Charter Schools Across the Nation Do About the Same as Public Schools: Some Do Well, Others Poorly
There is an irony: The idea of charter schools began in 1988 with Shanker. He had a vision of a system in which small groups of teachers and parents would submit research-based proposals outlining new ways to educate kids.
As Shanker envisioned it, charter schools would become laboratories for innovation, a place to test new ideas that, if successful, would be adopted in public schools.
The reality hasn’t lived up to his hopes. Charter schools, some run by not-for-profits, others by for-profits, offer educational programs that are closely geared to the standardized tests. Few offer anything innovative, and most require parent involvement as a prerequisite for acceptance. A small number are unionized, and the unionized schools are quite successful. The Green Dot Charter Schools in Los Angeles is one success story.
But why the emphasis on charter schools? Teachers are suspicious. Again, for good reason.
Merit-Pay Plans — Pay for Performance — Have Simply Not Worked
The drumbeat from the critics of unions is that teachers should be paid according to the performance of their students as measured by a standardized exam. (As they stand now, teacher pay scales are incremental; you receive annual raises and additional raises for additional graduate degrees.) Teachers’ unions object to individual pay for performance, asking, where has it been tried and it worked?
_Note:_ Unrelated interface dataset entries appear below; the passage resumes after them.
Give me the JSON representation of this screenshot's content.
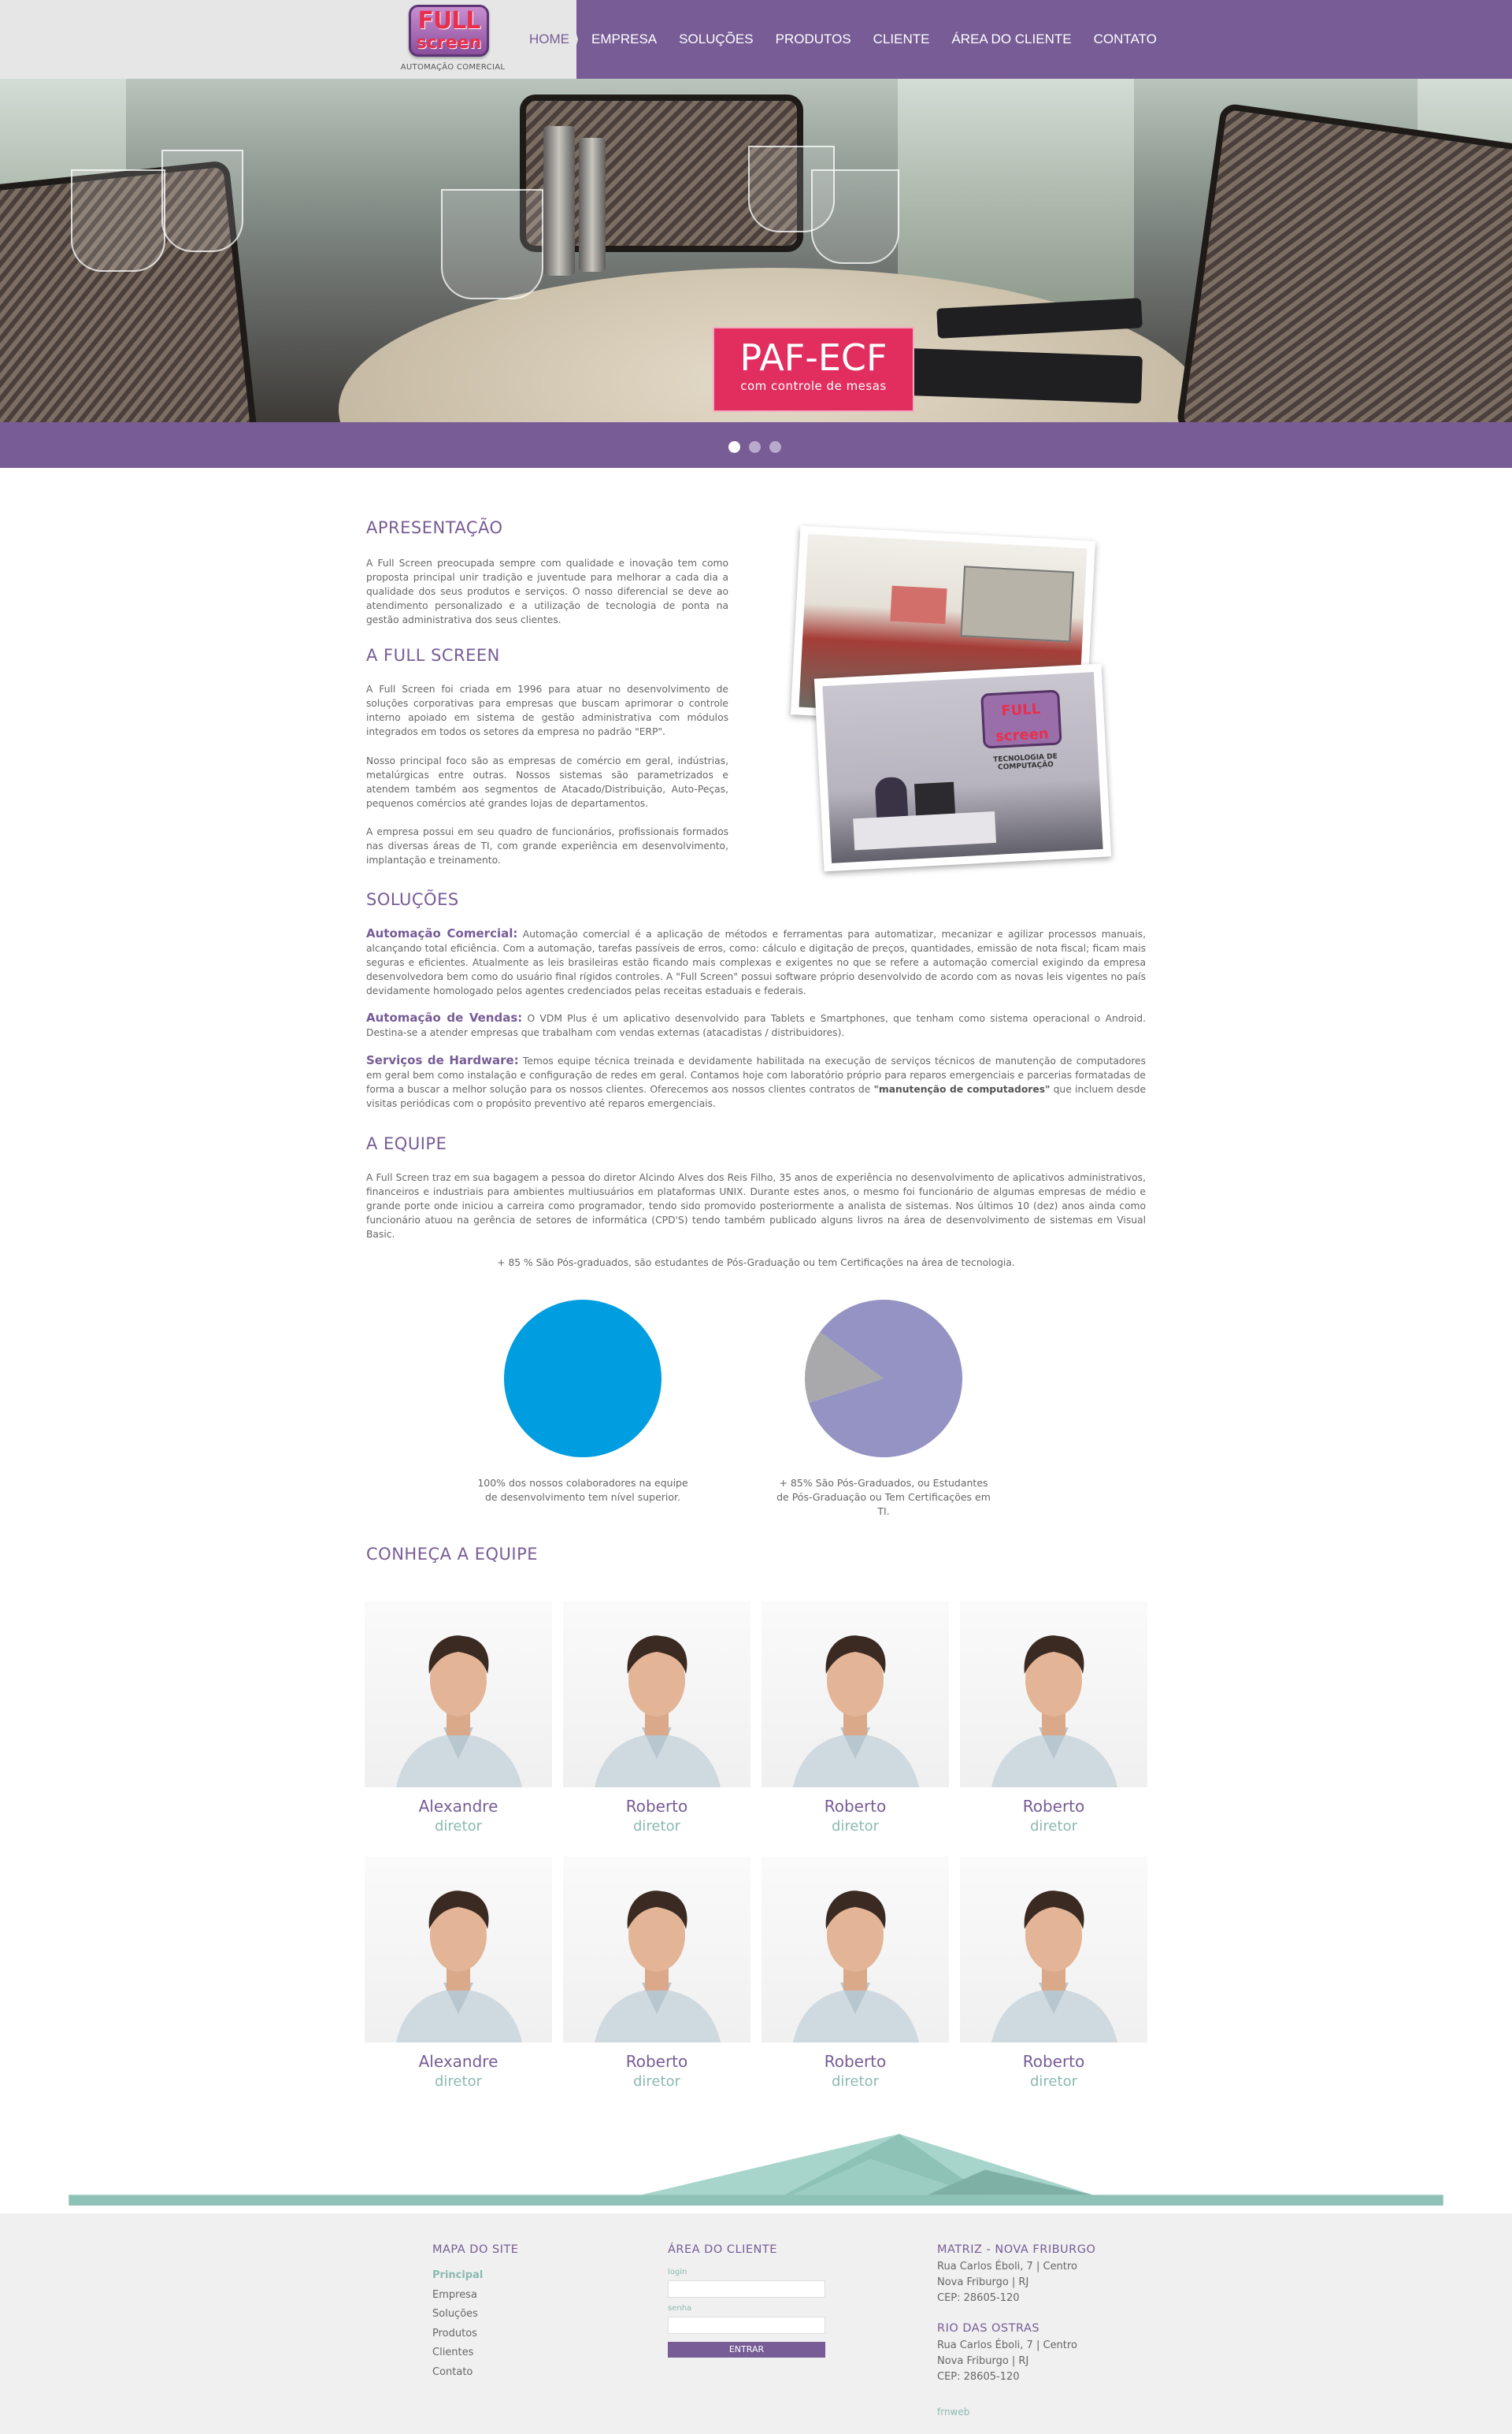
{
  "brand": {
    "logo_line1": "FULL",
    "logo_line2": "screen",
    "tagline": "AUTOMAÇÃO COMERCIAL",
    "accent": "#775c96",
    "teal": "#8bbab0"
  },
  "nav": {
    "items": [
      "HOME",
      "EMPRESA",
      "SOLUÇÕES",
      "PRODUTOS",
      "CLIENTE",
      "ÁREA DO CLIENTE",
      "CONTATO"
    ]
  },
  "hero": {
    "badge_title": "PAF-ECF",
    "badge_subtitle": "com controle de mesas",
    "slides": 3,
    "active_slide": 1
  },
  "apresentacao": {
    "title": "APRESENTAÇÃO",
    "text": "A Full Screen preocupada sempre com qualidade e inovação tem como proposta principal unir tradição e juventude para melhorar a cada dia a qualidade dos seus produtos e serviços. O nosso diferencial se deve ao atendimento personalizado e a utilização de tecnologia de ponta na gestão administrativa dos seus clientes."
  },
  "full_screen": {
    "title": "A FULL SCREEN",
    "p1": "A Full Screen foi criada em 1996 para atuar no desenvolvimento de soluções corporativas para empresas que buscam aprimorar o controle interno apoiado em sistema de gestão administrativa com módulos integrados em todos os setores da empresa no padrão \"ERP\".",
    "p2": "Nosso principal foco são as empresas de comércio em geral, indústrias, metalúrgicas entre outras. Nossos sistemas são parametrizados e atendem também aos segmentos de Atacado/Distribuição, Auto-Peças, pequenos comércios até grandes lojas de departamentos.",
    "p3": "A empresa possui em seu quadro de funcionários, profissionais formados nas diversas áreas de TI, com grande experiência em desenvolvimento, implantação e treinamento.",
    "photo_sign_line1": "FULL",
    "photo_sign_line2": "screen",
    "photo_sign_caption": "TECNOLOGIA DE COMPUTAÇÃO"
  },
  "solucoes": {
    "title": "SOLUÇÕES",
    "items": [
      {
        "label": "Automação Comercial:",
        "text": " Automação comercial é a aplicação de métodos e ferramentas para automatizar, mecanizar e agilizar processos manuais, alcançando total eficiência. Com a automação, tarefas passíveis de erros, como: cálculo e digitação de preços, quantidades, emissão de nota fiscal; ficam mais seguras e eficientes. Atualmente as leis brasileiras estão ficando mais complexas e exigentes no que se refere a automação comercial exigindo da empresa desenvolvedora bem como do usuário final rígidos controles. A \"Full Screen\" possui software próprio desenvolvido de acordo com as novas leis vigentes no país devidamente homologado pelos agentes credenciados pelas receitas estaduais e federais."
      },
      {
        "label": "Automação de Vendas:",
        "text": " O VDM Plus é um aplicativo desenvolvido para Tablets e Smartphones, que tenham como sistema operacional o Android. Destina-se a atender empresas que trabalham com vendas externas (atacadistas / distribuidores)."
      },
      {
        "label": "Serviços de Hardware:",
        "text": " Temos equipe técnica treinada e devidamente habilitada na execução de serviços técnicos de manutenção de computadores em geral bem como instalação e configuração de redes em geral. Contamos hoje com laboratório próprio para reparos emergenciais e parcerias formatadas de forma a buscar a melhor solução para os nossos clientes. Oferecemos aos nossos clientes contratos de ",
        "strong": "\"manutenção de computadores\"",
        "tail": " que incluem desde visitas periódicas com o propósito preventivo até reparos emergenciais."
      }
    ]
  },
  "equipe": {
    "title": "A EQUIPE",
    "text": "A Full Screen traz em sua bagagem a pessoa do diretor Alcindo Alves dos Reis Filho, 35 anos de experiência no desenvolvimento de aplicativos administrativos, financeiros e industriais para ambientes multiusuários em plataformas UNIX. Durante estes anos, o mesmo foi funcionário de algumas empresas de médio e grande porte onde iniciou a carreira como programador, tendo sido promovido posteriormente a analista de sistemas. Nos últimos 10 (dez) anos ainda como funcionário atuou na gerência de setores de informática (CPD'S) tendo também publicado alguns livros na área de desenvolvimento de sistemas em Visual Basic.",
    "stat_line": "+ 85 % São Pós-graduados, são estudantes de Pós-Graduação ou tem Certificações na área de tecnologia."
  },
  "chart_data": [
    {
      "type": "pie",
      "values": [
        100
      ],
      "colors": [
        "#009de0"
      ],
      "caption": "100% dos nossos colaboradores na equipe de desenvolvimento tem nível superior."
    },
    {
      "type": "pie",
      "values": [
        85,
        15
      ],
      "colors": [
        "#9593c4",
        "#a9a9ab"
      ],
      "caption": "+ 85% São Pós-Graduados, ou Estudantes de Pós-Graduação ou Tem Certificações em TI."
    }
  ],
  "team": {
    "title": "CONHEÇA A EQUIPE",
    "members": [
      {
        "name": "Alexandre",
        "role": "diretor"
      },
      {
        "name": "Roberto",
        "role": "diretor"
      },
      {
        "name": "Roberto",
        "role": "diretor"
      },
      {
        "name": "Roberto",
        "role": "diretor"
      },
      {
        "name": "Alexandre",
        "role": "diretor"
      },
      {
        "name": "Roberto",
        "role": "diretor"
      },
      {
        "name": "Roberto",
        "role": "diretor"
      },
      {
        "name": "Roberto",
        "role": "diretor"
      }
    ]
  },
  "footer": {
    "sitemap_title": "MAPA DO SITE",
    "sitemap": [
      "Principal",
      "Empresa",
      "Soluções",
      "Produtos",
      "Clientes",
      "Contato"
    ],
    "client_title": "ÁREA DO CLIENTE",
    "login_label": "login",
    "senha_label": "senha",
    "enter_button": "ENTRAR",
    "office1_title": "MATRIZ - NOVA FRIBURGO",
    "office1_lines": [
      "Rua Carlos Éboli, 7 | Centro",
      "Nova Friburgo | RJ",
      "CEP: 28605-120"
    ],
    "office2_title": "RIO DAS OSTRAS",
    "office2_lines": [
      "Rua Carlos Éboli, 7 | Centro",
      "Nova Friburgo | RJ",
      "CEP: 28605-120"
    ],
    "credit": "frnweb"
  }
}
The most recent study, at the National Center on Performance Incentives at Vanderbilt University’s Peabody College of Education, concludes that pay for performance is not “the magic bullet that so often the policy world is looking for.”
The study’s conclusion: “It doesn’t work.” Are unions wrong to oppose unproven ideas?
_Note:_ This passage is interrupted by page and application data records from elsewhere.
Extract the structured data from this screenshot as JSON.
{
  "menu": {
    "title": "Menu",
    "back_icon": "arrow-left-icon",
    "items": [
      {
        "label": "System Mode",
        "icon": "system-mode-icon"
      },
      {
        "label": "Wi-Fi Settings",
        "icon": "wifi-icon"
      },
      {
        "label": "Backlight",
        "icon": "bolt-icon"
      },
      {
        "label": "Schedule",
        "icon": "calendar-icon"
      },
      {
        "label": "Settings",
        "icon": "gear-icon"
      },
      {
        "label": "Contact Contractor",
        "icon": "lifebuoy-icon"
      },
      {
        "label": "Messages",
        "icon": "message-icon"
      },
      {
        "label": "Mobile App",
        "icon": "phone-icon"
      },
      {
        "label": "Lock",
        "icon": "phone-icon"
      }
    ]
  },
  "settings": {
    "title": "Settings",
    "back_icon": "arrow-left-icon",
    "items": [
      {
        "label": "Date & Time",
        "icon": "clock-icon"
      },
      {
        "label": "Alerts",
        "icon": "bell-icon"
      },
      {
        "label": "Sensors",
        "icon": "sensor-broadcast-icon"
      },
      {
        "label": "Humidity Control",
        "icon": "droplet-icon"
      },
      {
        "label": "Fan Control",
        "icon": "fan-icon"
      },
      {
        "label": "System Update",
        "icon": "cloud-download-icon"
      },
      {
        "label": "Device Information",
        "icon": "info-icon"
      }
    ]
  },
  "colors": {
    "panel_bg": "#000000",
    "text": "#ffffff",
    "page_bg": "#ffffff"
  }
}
In many school districts, including New York City, unions have negotiated plans that give schools, not individual teachers, bonuses for meeting achievement targets; the bonuses are distributed collaboratively by the staff.
Tenure Means Due Process, Not a “Job for Life”
Why do unions defend “bad teachers”? Why do lawyers defend “bad” defendants?
In most states, teachers serve a three-year probationary period, during which time they can discharged “at will.” After that time period, they obtain “tenure,” which hardly guarantees the teacher a cushy job for life. Tenure does, however, guarantee the teacher a due-process hearing regarding disciplinary charges or issues of incompetence. In some instances, this has caused problems. In New York City, teachers accused of malfeasance sat for months, sometimes years, because management chose not to expedite the cases for political reasons. After years of dispute, the law now requires all cases to begin within 60 days and to be concluded within six months.
Unions, under the law, have a duty of fair representation. Members pay dues, unions represent them — and an impartial party determines innocence or guilt. “Jobs for life” is nonsense.